Top of THE RECORDS

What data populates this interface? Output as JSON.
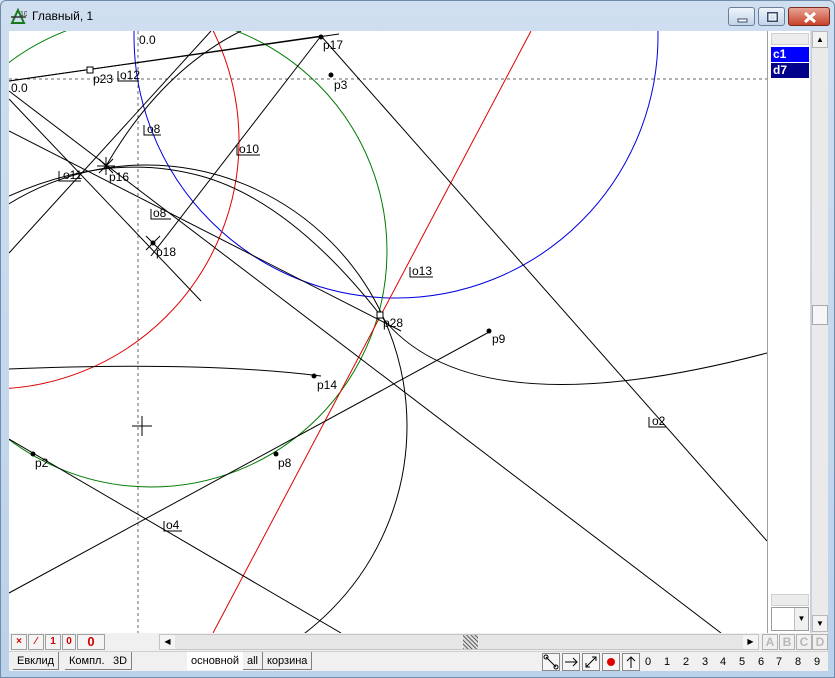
{
  "window": {
    "title": "Главный, 1",
    "icon": "geometry-app-icon"
  },
  "canvas": {
    "origin_label_top": "0.0",
    "origin_label_left": "0.0",
    "labels": {
      "p17": "p17",
      "p3": "p3",
      "p23": "p23",
      "o12": "o12",
      "o8a": "o8",
      "o10": "o10",
      "o11": "o11",
      "p16": "p16",
      "o8b": "o8",
      "p18": "p18",
      "o13": "o13",
      "p28": "p28",
      "p9": "p9",
      "p14": "p14",
      "o2": "o2",
      "p2": "p2",
      "p8": "p8",
      "o4": "o4"
    },
    "colors": {
      "red": "#e00000",
      "blue": "#0000e0",
      "green": "#007a00",
      "black": "#000000"
    }
  },
  "side_panel": {
    "items": [
      {
        "label": "c1",
        "color": "#0000ff"
      },
      {
        "label": "d7",
        "color": "#00008b"
      }
    ]
  },
  "bottom": {
    "mode_buttons": [
      "×",
      "⁄",
      "1",
      "0",
      "0"
    ],
    "abcd": [
      "A",
      "B",
      "C",
      "D"
    ]
  },
  "tabs": {
    "left": [
      "Евклид",
      "Компл.",
      "3D"
    ],
    "right": [
      "основной",
      "all",
      "корзина"
    ],
    "active": "основной",
    "digits": [
      "0",
      "1",
      "2",
      "3",
      "4",
      "5",
      "6",
      "7",
      "8",
      "9"
    ]
  }
}
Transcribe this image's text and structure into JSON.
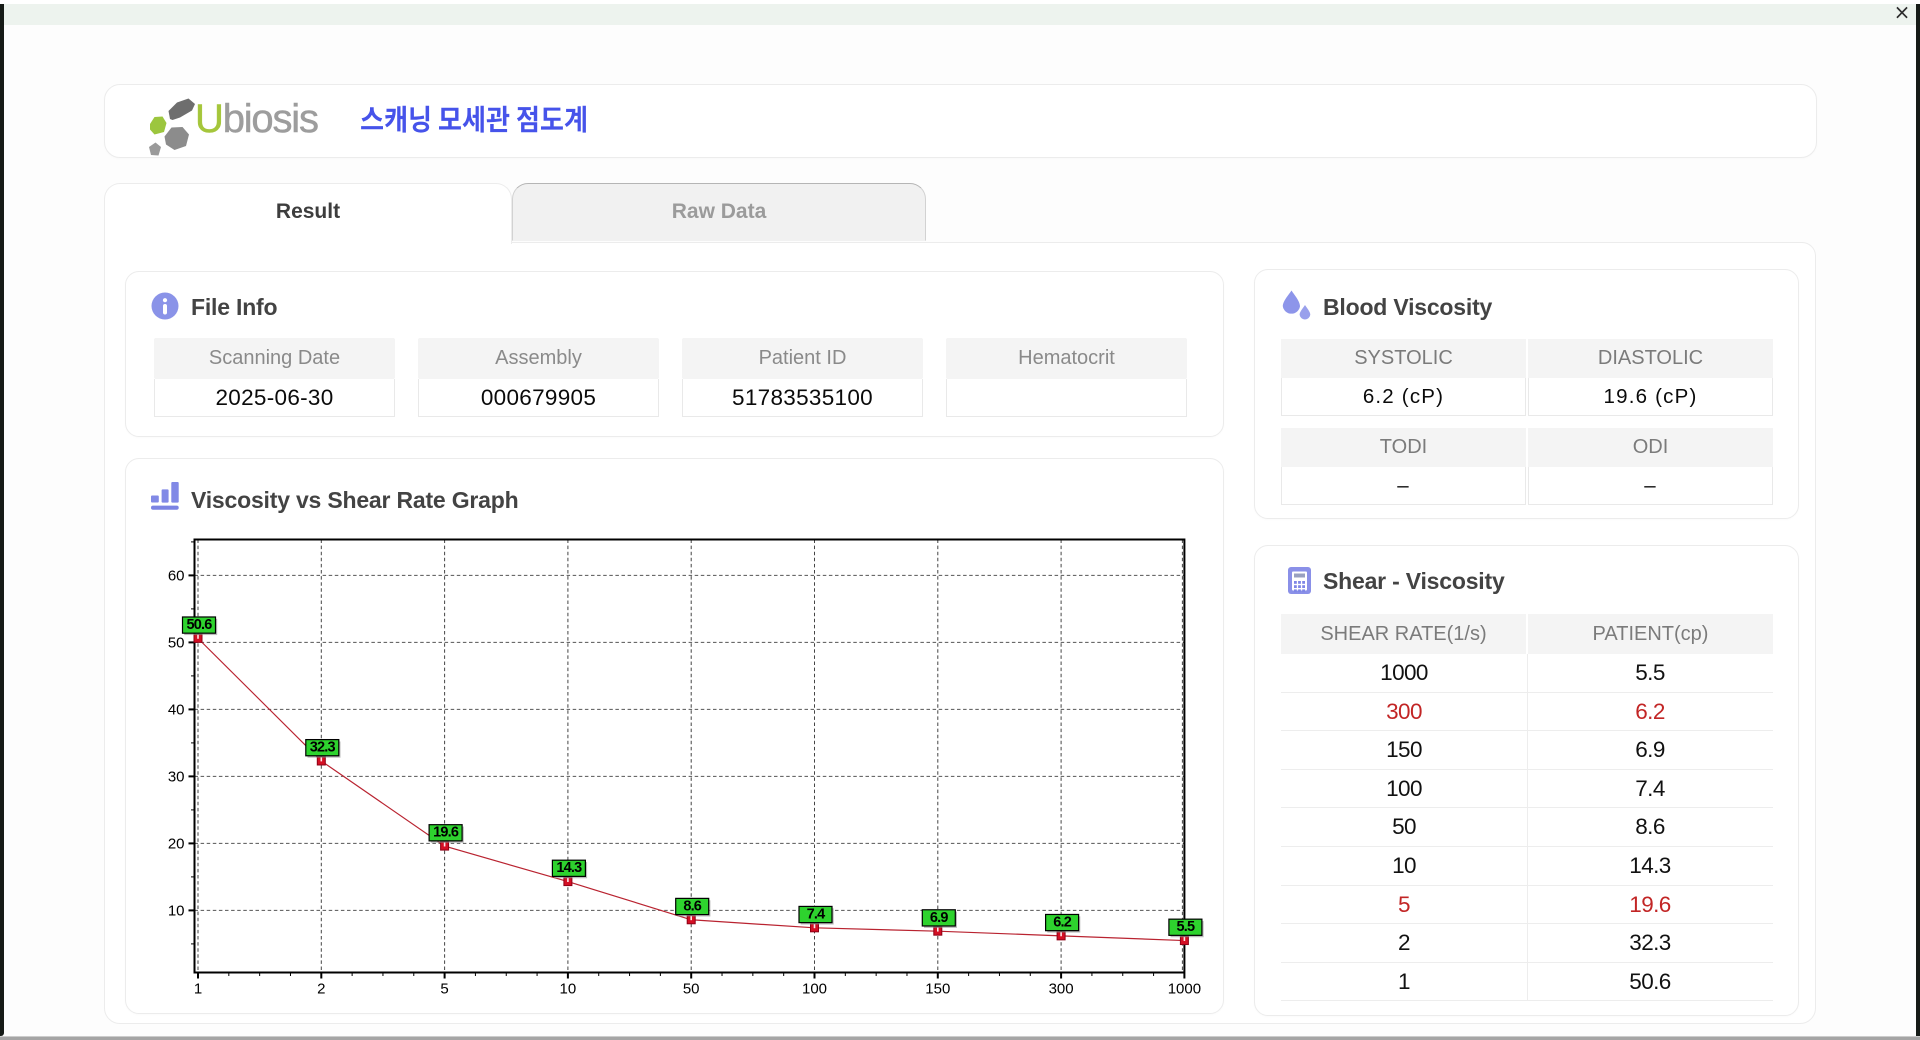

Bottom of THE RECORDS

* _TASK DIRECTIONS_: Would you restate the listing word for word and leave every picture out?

* _SOLUTION FOR THIS TASK_:
What data populates this interface? Output as JSON.
{
  "window": {
    "title": "Главный, 1",
    "icon": "geometry-app-icon"
  },
  "canvas": {
    "origin_label_top": "0.0",
    "origin_label_left": "0.0",
    "labels": {
      "p17": "p17",
      "p3": "p3",
      "p23": "p23",
      "o12": "o12",
      "o8a": "o8",
      "o10": "o10",
      "o11": "o11",
      "p16": "p16",
      "o8b": "o8",
      "p18": "p18",
      "o13": "o13",
      "p28": "p28",
      "p9": "p9",
      "p14": "p14",
      "o2": "o2",
      "p2": "p2",
      "p8": "p8",
      "o4": "o4"
    },
    "colors": {
      "red": "#e00000",
      "blue": "#0000e0",
      "green": "#007a00",
      "black": "#000000"
    }
  },
  "side_panel": {
    "items": [
      {
        "label": "c1",
        "color": "#0000ff"
      },
      {
        "label": "d7",
        "color": "#00008b"
      }
    ]
  },
  "bottom": {
    "mode_buttons": [
      "×",
      "⁄",
      "1",
      "0",
      "0"
    ],
    "abcd": [
      "A",
      "B",
      "C",
      "D"
    ]
  },
  "tabs": {
    "left": [
      "Евклид",
      "Компл.",
      "3D"
    ],
    "right": [
      "основной",
      "all",
      "корзина"
    ],
    "active": "основной",
    "digits": [
      "0",
      "1",
      "2",
      "3",
      "4",
      "5",
      "6",
      "7",
      "8",
      "9"
    ]
  }
}
Transcribe this image's text and structure into JSON.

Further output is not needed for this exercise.